Remarks by MCC CEO Daniel W. Yohannes at the Signing of Georgia’s Compact
Mr. Prime Minister,
It is my great privilege and pleasure to return to this beautiful country and be with all of you to sign a compact between the U.S. Government’s Millennium Challenge Corporation and Georgia. I bring warm greetings from the American people as we gather to mark another milestone in the close and friendly relations between our two countries with the signing of Georgia’s second MCC compact. Ours is a strong alliance—built on shared values—and this compact is further proof of our partnership.
MCC invests in development solutions that help countries grow.
• We do this by listening to the priorities of our partners, and developing and implementing projects in partnership.

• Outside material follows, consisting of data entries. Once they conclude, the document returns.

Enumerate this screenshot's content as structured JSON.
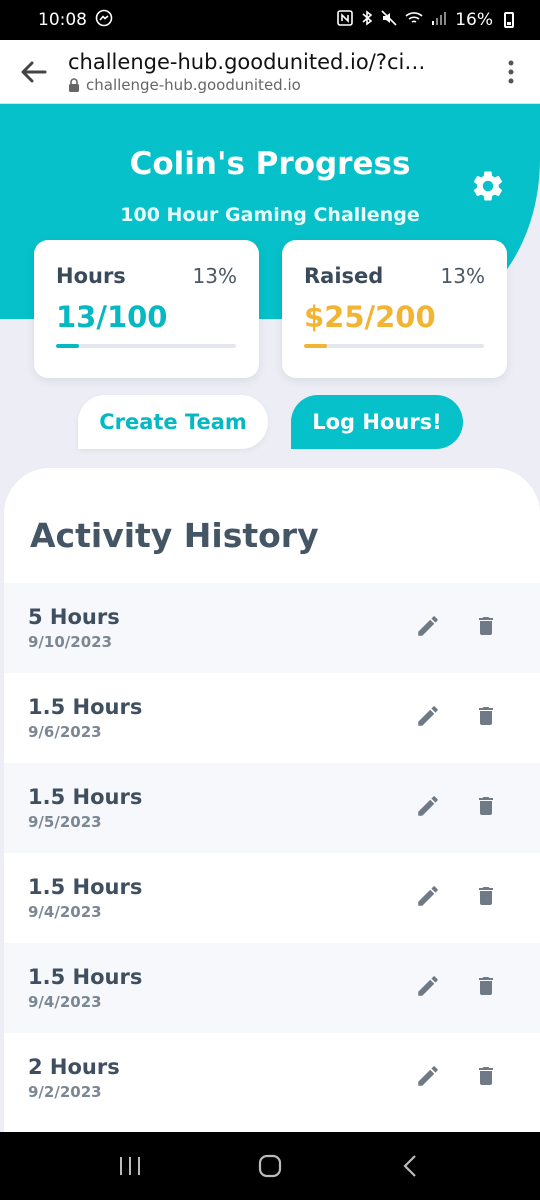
{
  "statusbar": {
    "time": "10:08",
    "battery": "16%"
  },
  "browser": {
    "url": "challenge-hub.goodunited.io/?ci…",
    "domain": "challenge-hub.goodunited.io"
  },
  "header": {
    "title": "Colin's Progress",
    "subtitle": "100 Hour Gaming Challenge"
  },
  "cards": {
    "hours": {
      "label": "Hours",
      "percent": "13%",
      "value": "13/100",
      "progress": 0.13
    },
    "raised": {
      "label": "Raised",
      "percent": "13%",
      "value": "$25/200",
      "progress": 0.13
    }
  },
  "buttons": {
    "create_team": "Create Team",
    "log_hours": "Log Hours!"
  },
  "activity": {
    "title": "Activity History",
    "items": [
      {
        "hours": "5 Hours",
        "date": "9/10/2023"
      },
      {
        "hours": "1.5 Hours",
        "date": "9/6/2023"
      },
      {
        "hours": "1.5 Hours",
        "date": "9/5/2023"
      },
      {
        "hours": "1.5 Hours",
        "date": "9/4/2023"
      },
      {
        "hours": "1.5 Hours",
        "date": "9/4/2023"
      },
      {
        "hours": "2 Hours",
        "date": "9/2/2023"
      }
    ]
  },
  "colors": {
    "accent": "#06c1c9",
    "gold": "#f2b533",
    "text": "#445566"
  }
}
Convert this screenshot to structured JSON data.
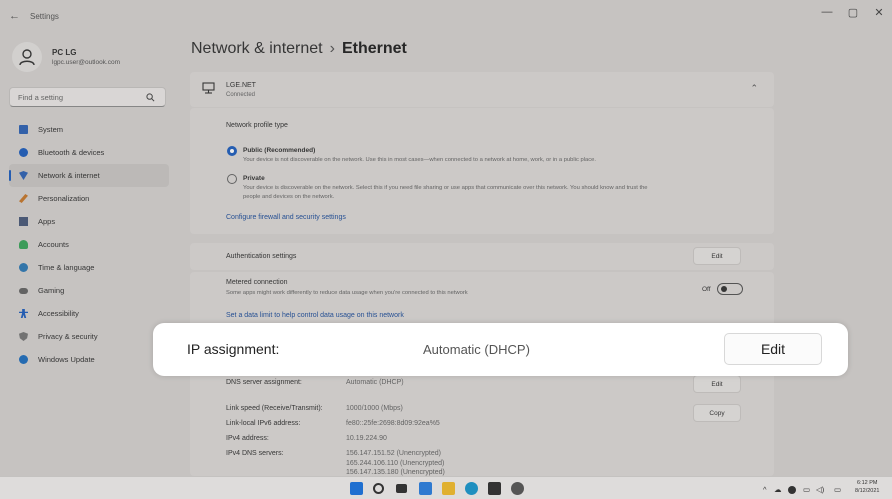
{
  "window": {
    "title": "Settings",
    "back_icon": "back-arrow-icon",
    "controls": [
      "—",
      "▢",
      "✕"
    ]
  },
  "profile": {
    "name": "PC LG",
    "email": "lgpc.user@outlook.com"
  },
  "search": {
    "placeholder": "Find a setting"
  },
  "sidebar": {
    "items": [
      {
        "label": "System",
        "icon": "display-icon",
        "color": "#2f63b5"
      },
      {
        "label": "Bluetooth & devices",
        "icon": "bluetooth-icon",
        "color": "#1f5fbf"
      },
      {
        "label": "Network & internet",
        "icon": "wifi-icon",
        "color": "#2f63b5",
        "active": true
      },
      {
        "label": "Personalization",
        "icon": "brush-icon",
        "color": "#c8792c"
      },
      {
        "label": "Apps",
        "icon": "apps-icon",
        "color": "#4a5a7a"
      },
      {
        "label": "Accounts",
        "icon": "person-icon",
        "color": "#3aa55a"
      },
      {
        "label": "Time & language",
        "icon": "globe-clock-icon",
        "color": "#2f7ab5"
      },
      {
        "label": "Gaming",
        "icon": "gamepad-icon",
        "color": "#666"
      },
      {
        "label": "Accessibility",
        "icon": "accessibility-icon",
        "color": "#1f5fbf"
      },
      {
        "label": "Privacy & security",
        "icon": "shield-icon",
        "color": "#777"
      },
      {
        "label": "Windows Update",
        "icon": "update-icon",
        "color": "#1f6fbf"
      }
    ]
  },
  "page": {
    "title": "Network & internet",
    "separator": "›",
    "subtitle": "Ethernet"
  },
  "ethernet": {
    "name": "LGE.NET",
    "status": "Connected"
  },
  "profile_type": {
    "heading": "Network profile type",
    "public_label": "Public (Recommended)",
    "public_desc": "Your device is not discoverable on the network. Use this in most cases—when connected to a network at home, work, or in a public place.",
    "private_label": "Private",
    "private_desc_1": "Your device is discoverable on the network. Select this if you need file sharing or use apps that communicate over this network. You should know and trust the",
    "private_desc_2": "people and devices on the network.",
    "firewall_link": "Configure firewall and security settings"
  },
  "auth": {
    "label": "Authentication settings",
    "button": "Edit"
  },
  "metered": {
    "label": "Metered connection",
    "desc": "Some apps might work differently to reduce data usage when you're connected to this network",
    "toggle_label": "Off",
    "data_limit_link": "Set a data limit to help control data usage on this network"
  },
  "ip": {
    "label": "IP assignment:",
    "value": "Automatic (DHCP)",
    "button": "Edit"
  },
  "dns": {
    "label": "DNS server assignment:",
    "value": "Automatic (DHCP)",
    "button": "Edit"
  },
  "details": {
    "copy_button": "Copy",
    "link_speed_label": "Link speed (Receive/Transmit):",
    "link_speed_value": "1000/1000 (Mbps)",
    "ipv6_label": "Link-local IPv6 address:",
    "ipv6_value": "fe80::25fe:2698:8d09:92ea%5",
    "ipv4_label": "IPv4 address:",
    "ipv4_value": "10.19.224.90",
    "dns_label": "IPv4 DNS servers:",
    "dns_1": "156.147.151.52 (Unencrypted)",
    "dns_2": "165.244.106.110 (Unencrypted)",
    "dns_3": "156.147.135.180 (Unencrypted)"
  },
  "taskbar": {
    "icons": [
      "start-icon",
      "search-icon",
      "taskview-icon",
      "widgets-icon",
      "file-explorer-icon",
      "edge-icon",
      "store-icon",
      "settings-icon"
    ],
    "time": "6:12 PM",
    "date": "8/12/2021"
  }
}
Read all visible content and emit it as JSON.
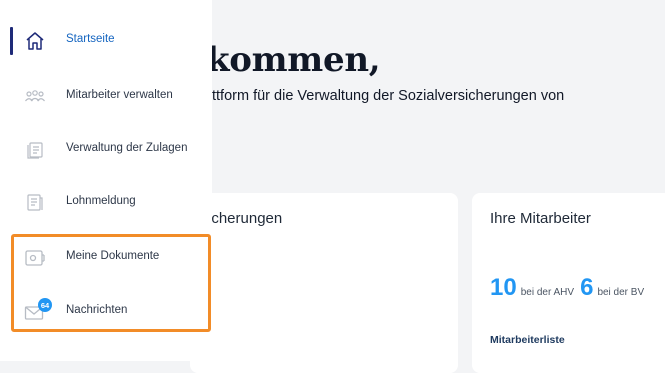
{
  "welcome": {
    "title": "kommen,",
    "subtitle": "ttform für die Verwaltung der Sozialversicherungen von"
  },
  "cards": {
    "insurance": {
      "title": "icherungen"
    },
    "employees": {
      "title": "Ihre Mitarbeiter",
      "ahv_count": "10",
      "ahv_label": "bei der AHV",
      "bv_count": "6",
      "bv_label": "bei der BV",
      "link_label": "Mitarbeiterliste"
    }
  },
  "sidebar": {
    "items": [
      {
        "label": "Startseite",
        "icon": "home-icon",
        "active": true
      },
      {
        "label": "Mitarbeiter verwalten",
        "icon": "users-icon"
      },
      {
        "label": "Verwaltung der Zulagen",
        "icon": "allowance-icon"
      },
      {
        "label": "Lohnmeldung",
        "icon": "payroll-icon"
      },
      {
        "label": "Meine Dokumente",
        "icon": "documents-safe-icon"
      },
      {
        "label": "Nachrichten",
        "icon": "mail-icon",
        "badge": "64"
      }
    ]
  },
  "colors": {
    "accent": "#2196f3",
    "active_bar": "#1e2a78",
    "highlight": "#f28c28",
    "icon_gray": "#b7bcc4"
  }
}
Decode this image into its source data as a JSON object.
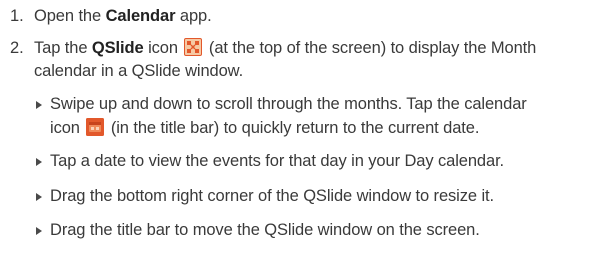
{
  "steps": [
    {
      "number": "1.",
      "pre": "Open the ",
      "bold": "Calendar",
      "post": " app."
    },
    {
      "number": "2.",
      "pre": "Tap the ",
      "bold": "QSlide",
      "mid": " icon ",
      "icon": "qslide-icon",
      "post": " (at the top of the screen) to display the Month",
      "line2": "calendar in a QSlide window."
    }
  ],
  "bullets": [
    {
      "line1": "Swipe up and down to scroll through the months. Tap the calendar",
      "line2_pre": "icon ",
      "icon": "calendar-icon",
      "line2_post": " (in the title bar) to quickly return to the current date."
    },
    {
      "text": "Tap a date to view the events for that day in your Day calendar."
    },
    {
      "text": "Drag the bottom right corner of the QSlide window to resize it."
    },
    {
      "text": "Drag the title bar to move the QSlide window on the screen."
    }
  ],
  "colors": {
    "text": "#3a3a3a",
    "icon_accent": "#e2582b",
    "icon_light": "#f6c9a4"
  }
}
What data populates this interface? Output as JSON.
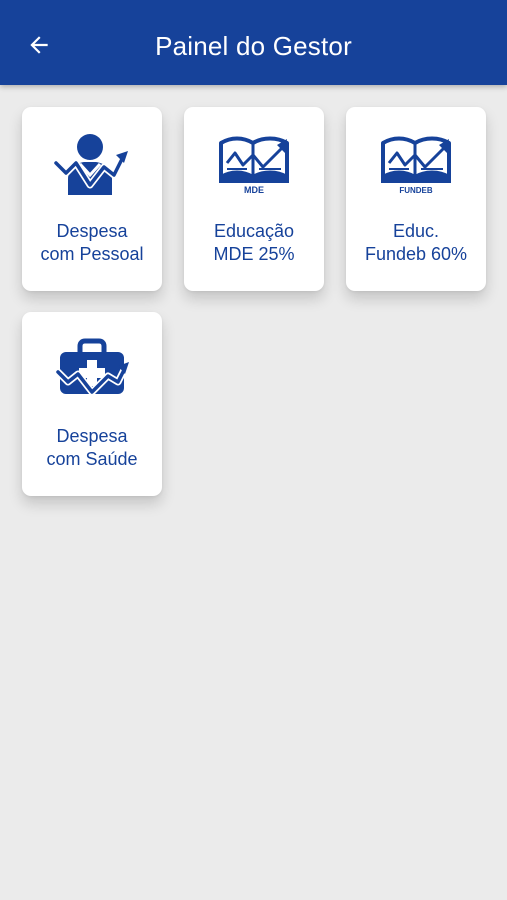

• We do this by practicing sound policies, grounded in good economic and democratic governance.
• And, we do this by focusing on accountability and transparency to deliver sustainable results.
By addressing key constraints to economic growth, our investments are designed to raise incomes and promote private sector growth.
In Georgia, MCC consistently finds a partner that understands our approach to development. Together, we successfully completed a first compact that reconstructed a major highway, improved energy and water security and supported agri-businesses. The compact we sign today is a $140 million investment in another area of critical importance for long-term economic growth: the education of Georgia’s workforce.
This, of course, makes sense. Compared to the priorities of 2005 when basic infrastructure was required for economic growth, today’s analysis conducted by the Georgian government found that a major constraint to economic growth is the quality of human capital, particularly in the fields of science, technology, engineering, and math. To equip Georgians with the education and skills they need to succeed, this compact invests in three projects.
First, it will improve the quality of general education by rehabilitating schools, training educators and school managers and supporting education assessments.
Second, it will improve the link between the technical skills the market demands and the supply of Georgians who have those skills.
Third, it seeks to attract one or more university partners to offer high-quality degrees in science, technology, engineering, and math.
Through our partnership, our two countries have made investing in the education of the next generation a priority. From the start of a student’s general education to graduation from technical training and advanced degree programs, this compact will improve the quality of education in Georgia in the disciplines that define a modern economy. This includes educating women, too, for careers in science, technology, engineering, and math. All this will make the Georgian workforce more productive, increase their earning potential and open up new employment opportunities. And, as Georgian students enter the workforce, I hope that private sector partners—many of whom I met yesterday—will accelerate the economic growth that will make Georgia an even stronger partner for commerce and trade in this region of the world and beyond.
While I congratulate the people and government of Georgia on developing this compact to invest in a better-educated workforce, the challenge now is to fully implement its projects—on time, on budget and with a constant focus on quality and results. And, Georgia’s ongoing commitment to sound democratic governance is critical for the success of our partnership and this compact.
I also believe that Georgia’s second MCC compact offers the opportunity for broader engagement beyond just our two governments. That is why I ask all of you—as leaders, teachers, parents, associations, communities, and corporations—to join us in this endeavor. Improving education is a challenge for all of us, everywhere. By meeting this challenge, we will deliver sustainable, life-changing results that will define a future of greater prosperity in Georgia. Thank you very much.